It was a fairly quiet ride to the boat launch, with all of us by and large keeping our thoughts to ourselves.
Petersen Lake had given us the perfect send off.
We had incredible weather, a great time reminiscing, good food & drink, decent fishing, the star show to beat all star shows, and lots, and lots of laughs.
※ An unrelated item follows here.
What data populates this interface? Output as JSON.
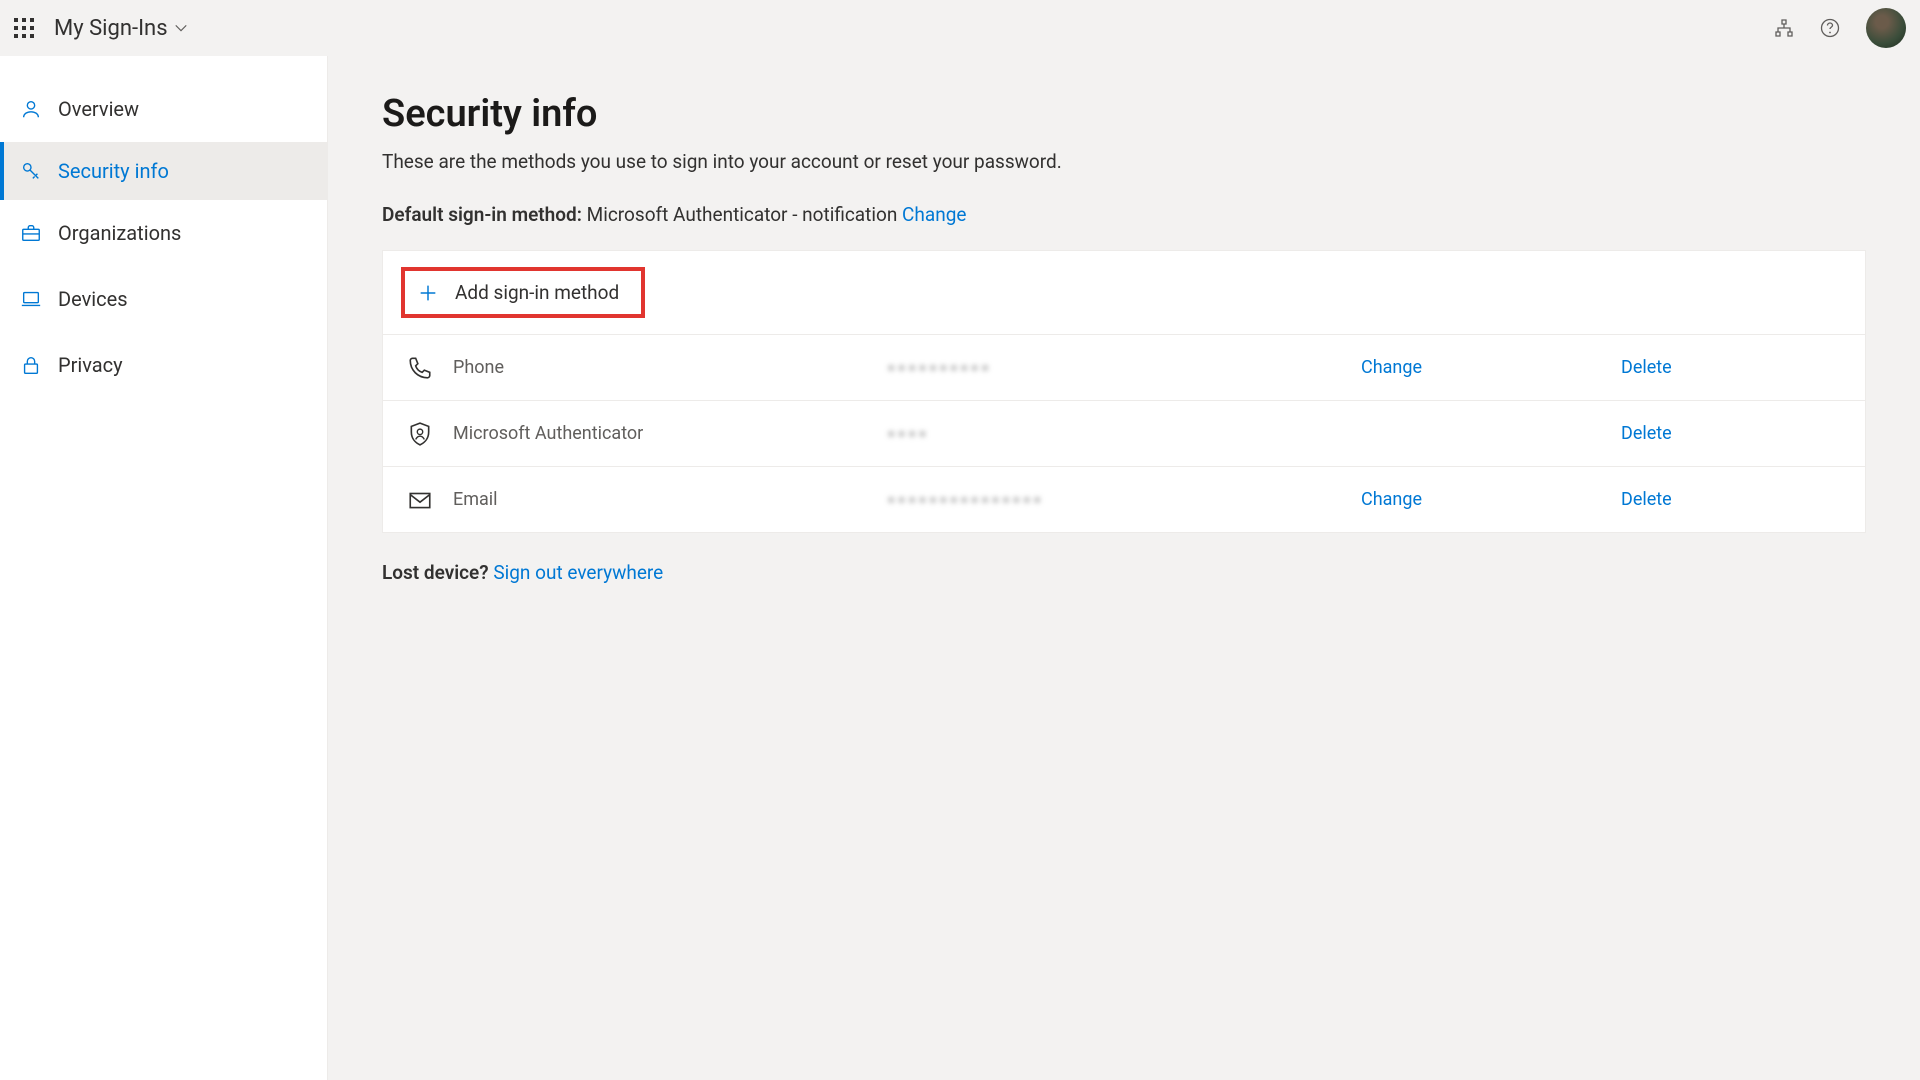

I don’t think I could have scripted it any better.
We arrived at the Advantage Motel, in “Kap” just after 5 pm, and after cleaning up, and downing a cocktail or two, we headed on over to Papa Franco’s for dinner, where Roman proceeded to dump his beer onto Lou’s lap.
I guess you could say that he finished the day much like he started it – wet.
During the ride home the following day, Lou kept us entertained with a variety of fun facts and stories, including one about some guy he knew who liked to fish, that went by the name of “chawie,” or “chalky.” Truth be told, I never did quite catch the name.
Finally, we made our traditional stop at the Thornloe Cheese Factory, for you guessed it – cheese - and of course a ginormous ice cream cone.
Waaait! - To be continued…
When provisioning this trip, I failed to fully take into account our somewhat laid back schedule, and lack of any really strenuous activities, with the result that we actually had some edibles and libations remaining at the end of the week.
That said, this egregious error will be rectified during the month of October, wherein we will gather to drink the vintage Port pictured below, while munching on some aged Parmesan.
While this chapter of “The Adventures of the We Work For Food Construction Company” may have come to a close, we ain’t done yet, having decided to start a new chapter by setting this time aside, with the intention of doing something together in the years to come.
Perhaps we’ll head up to Esnagami Wilderness Lodge, assuming good buddy Eric Lund needs a hand building something, with a few stops en route to visit some small towns that we’ve never had time to check out, and of course if Lou has his way, do some “pick’n” at the various junk – or should I say antique – stores along Highway #11.
Or we might just stay a bit closer to home, and give Roman a hand if he decides to renovate the family cottage.
So stay tuned…
While I could easily go on for several more pages, let me finish this off by simply saying thanks to my Goombah’s, because these past ten years have been without question the very best of times.
Hickory Smoked Back Ribs w/Habanero Infused BBQ Sauce
Tuna Salad w/Curry & Dill
Hendry Vineyard Blocks 7 & 22 Zinfandel - 2012
Eggs Benedict w/Smoked Salmon & Canadian Bacon
Ontario Field Tomatoes
Bacon Wrapped Duck Terrine
Duck Liver & Fois Gras Pâté
Black Truffle Chicken Liver Pâté
Grilled - Jerk Marinated Tiger Shrimp
Jamaican Rice & Peas
Alsace – Domaines Schlumberger – Riesling Grand Cru – Kessler - 2009
Plantation XO 20th Anniversary Rum
Free Range Eggs to Order
Cumbrae Farms Chicken/Mushroom/Dijon Sausage
Ontario Field Tomatoes
Cumbrae Farms - Hot Italian Sausage
35 - Day Dry Aged New York Strips
Ontario Field Tomato, Sweet Onion & Danish Blue Cheese Salad
Jordan Cabernet Sauvignon - 2012
Metaxa 12 Star
Canadian Bacon, Steak & Ontario Field Tomato Sandwiches
Woodford Reserve Manhattan’s
Grey Goose Martini’s
Sleeman Original Draft
Grolsch Premium Lager
And One More Thing…
Our pool pump was slated to be sent out for repair while we were away, and the guys kindly offered to hook it back up once we returned.
Upon closer examination, they declared the existing electrical connector to be of inferior design and quality, so we would have to acquire an appropriate replacement at some point to complete the hook up.
As you know there were no stops for materials etc. during the drive north, but coming back we hit the Canadian Tire in Cochrane, an electrical supply store and Home Hardware in New Liskard, and finally Lowes in Whitby, where we found the perfect part.
I guess there are some itches that just gotta be scratched!
Please enjoy some images from journeys past in the gallery below.